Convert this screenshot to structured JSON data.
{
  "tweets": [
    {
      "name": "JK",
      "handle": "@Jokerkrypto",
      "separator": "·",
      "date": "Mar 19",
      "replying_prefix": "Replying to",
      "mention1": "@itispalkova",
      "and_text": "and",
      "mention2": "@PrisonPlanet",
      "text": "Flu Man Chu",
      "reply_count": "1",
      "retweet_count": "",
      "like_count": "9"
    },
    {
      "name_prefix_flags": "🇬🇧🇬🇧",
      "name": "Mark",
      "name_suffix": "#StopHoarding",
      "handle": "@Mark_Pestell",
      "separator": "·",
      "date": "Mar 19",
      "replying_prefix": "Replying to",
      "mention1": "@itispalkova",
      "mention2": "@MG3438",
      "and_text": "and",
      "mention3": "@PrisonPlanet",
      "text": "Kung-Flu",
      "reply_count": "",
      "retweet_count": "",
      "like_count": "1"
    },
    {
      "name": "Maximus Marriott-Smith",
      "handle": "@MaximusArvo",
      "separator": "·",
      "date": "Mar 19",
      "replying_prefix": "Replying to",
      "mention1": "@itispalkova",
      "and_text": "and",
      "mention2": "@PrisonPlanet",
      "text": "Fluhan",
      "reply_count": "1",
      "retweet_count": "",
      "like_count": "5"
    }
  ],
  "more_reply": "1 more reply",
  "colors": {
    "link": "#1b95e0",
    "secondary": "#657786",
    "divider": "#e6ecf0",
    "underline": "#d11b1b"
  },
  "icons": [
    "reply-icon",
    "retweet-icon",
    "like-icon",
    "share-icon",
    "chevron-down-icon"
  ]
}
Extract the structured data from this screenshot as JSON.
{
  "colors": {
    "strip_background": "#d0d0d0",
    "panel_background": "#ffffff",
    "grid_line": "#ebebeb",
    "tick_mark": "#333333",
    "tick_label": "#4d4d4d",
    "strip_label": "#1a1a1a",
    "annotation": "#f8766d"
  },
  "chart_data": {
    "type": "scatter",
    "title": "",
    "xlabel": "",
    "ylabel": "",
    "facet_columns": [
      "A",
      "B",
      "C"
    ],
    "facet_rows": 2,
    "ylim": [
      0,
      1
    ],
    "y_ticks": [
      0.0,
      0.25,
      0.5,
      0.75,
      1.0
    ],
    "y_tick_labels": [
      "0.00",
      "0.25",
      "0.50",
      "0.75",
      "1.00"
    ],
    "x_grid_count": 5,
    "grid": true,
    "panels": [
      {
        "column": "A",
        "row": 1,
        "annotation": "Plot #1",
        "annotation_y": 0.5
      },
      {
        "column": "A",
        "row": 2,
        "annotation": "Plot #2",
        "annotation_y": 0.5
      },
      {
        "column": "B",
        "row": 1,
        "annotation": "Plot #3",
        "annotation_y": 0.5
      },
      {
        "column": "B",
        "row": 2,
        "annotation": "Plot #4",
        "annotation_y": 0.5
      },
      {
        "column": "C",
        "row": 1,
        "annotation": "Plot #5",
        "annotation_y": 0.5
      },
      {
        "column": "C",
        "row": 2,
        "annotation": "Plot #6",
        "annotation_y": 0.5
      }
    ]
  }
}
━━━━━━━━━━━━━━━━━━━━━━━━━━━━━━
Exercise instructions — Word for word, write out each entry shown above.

Result of the exercise —
Convert this screenshot to structured JSON data.
{
  "tweets": [
    {
      "name": "JK",
      "handle": "@Jokerkrypto",
      "separator": "·",
      "date": "Mar 19",
      "replying_prefix": "Replying to",
      "mention1": "@itispalkova",
      "and_text": "and",
      "mention2": "@PrisonPlanet",
      "text": "Flu Man Chu",
      "reply_count": "1",
      "retweet_count": "",
      "like_count": "9"
    },
    {
      "name_prefix_flags": "🇬🇧🇬🇧",
      "name": "Mark",
      "name_suffix": "#StopHoarding",
      "handle": "@Mark_Pestell",
      "separator": "·",
      "date": "Mar 19",
      "replying_prefix": "Replying to",
      "mention1": "@itispalkova",
      "mention2": "@MG3438",
      "and_text": "and",
      "mention3": "@PrisonPlanet",
      "text": "Kung-Flu",
      "reply_count": "",
      "retweet_count": "",
      "like_count": "1"
    },
    {
      "name": "Maximus Marriott-Smith",
      "handle": "@MaximusArvo",
      "separator": "·",
      "date": "Mar 19",
      "replying_prefix": "Replying to",
      "mention1": "@itispalkova",
      "and_text": "and",
      "mention2": "@PrisonPlanet",
      "text": "Fluhan",
      "reply_count": "1",
      "retweet_count": "",
      "like_count": "5"
    }
  ],
  "more_reply": "1 more reply",
  "colors": {
    "link": "#1b95e0",
    "secondary": "#657786",
    "divider": "#e6ecf0",
    "underline": "#d11b1b"
  },
  "icons": [
    "reply-icon",
    "retweet-icon",
    "like-icon",
    "share-icon",
    "chevron-down-icon"
  ]
}
Extract the structured data from this screenshot as JSON.
{
  "colors": {
    "strip_background": "#d0d0d0",
    "panel_background": "#ffffff",
    "grid_line": "#ebebeb",
    "tick_mark": "#333333",
    "tick_label": "#4d4d4d",
    "strip_label": "#1a1a1a",
    "annotation": "#f8766d"
  },
  "chart_data": {
    "type": "scatter",
    "title": "",
    "xlabel": "",
    "ylabel": "",
    "facet_columns": [
      "A",
      "B",
      "C"
    ],
    "facet_rows": 2,
    "ylim": [
      0,
      1
    ],
    "y_ticks": [
      0.0,
      0.25,
      0.5,
      0.75,
      1.0
    ],
    "y_tick_labels": [
      "0.00",
      "0.25",
      "0.50",
      "0.75",
      "1.00"
    ],
    "x_grid_count": 5,
    "grid": true,
    "panels": [
      {
        "column": "A",
        "row": 1,
        "annotation": "Plot #1",
        "annotation_y": 0.5
      },
      {
        "column": "A",
        "row": 2,
        "annotation": "Plot #2",
        "annotation_y": 0.5
      },
      {
        "column": "B",
        "row": 1,
        "annotation": "Plot #3",
        "annotation_y": 0.5
      },
      {
        "column": "B",
        "row": 2,
        "annotation": "Plot #4",
        "annotation_y": 0.5
      },
      {
        "column": "C",
        "row": 1,
        "annotation": "Plot #5",
        "annotation_y": 0.5
      },
      {
        "column": "C",
        "row": 2,
        "annotation": "Plot #6",
        "annotation_y": 0.5
      }
    ]
  }
}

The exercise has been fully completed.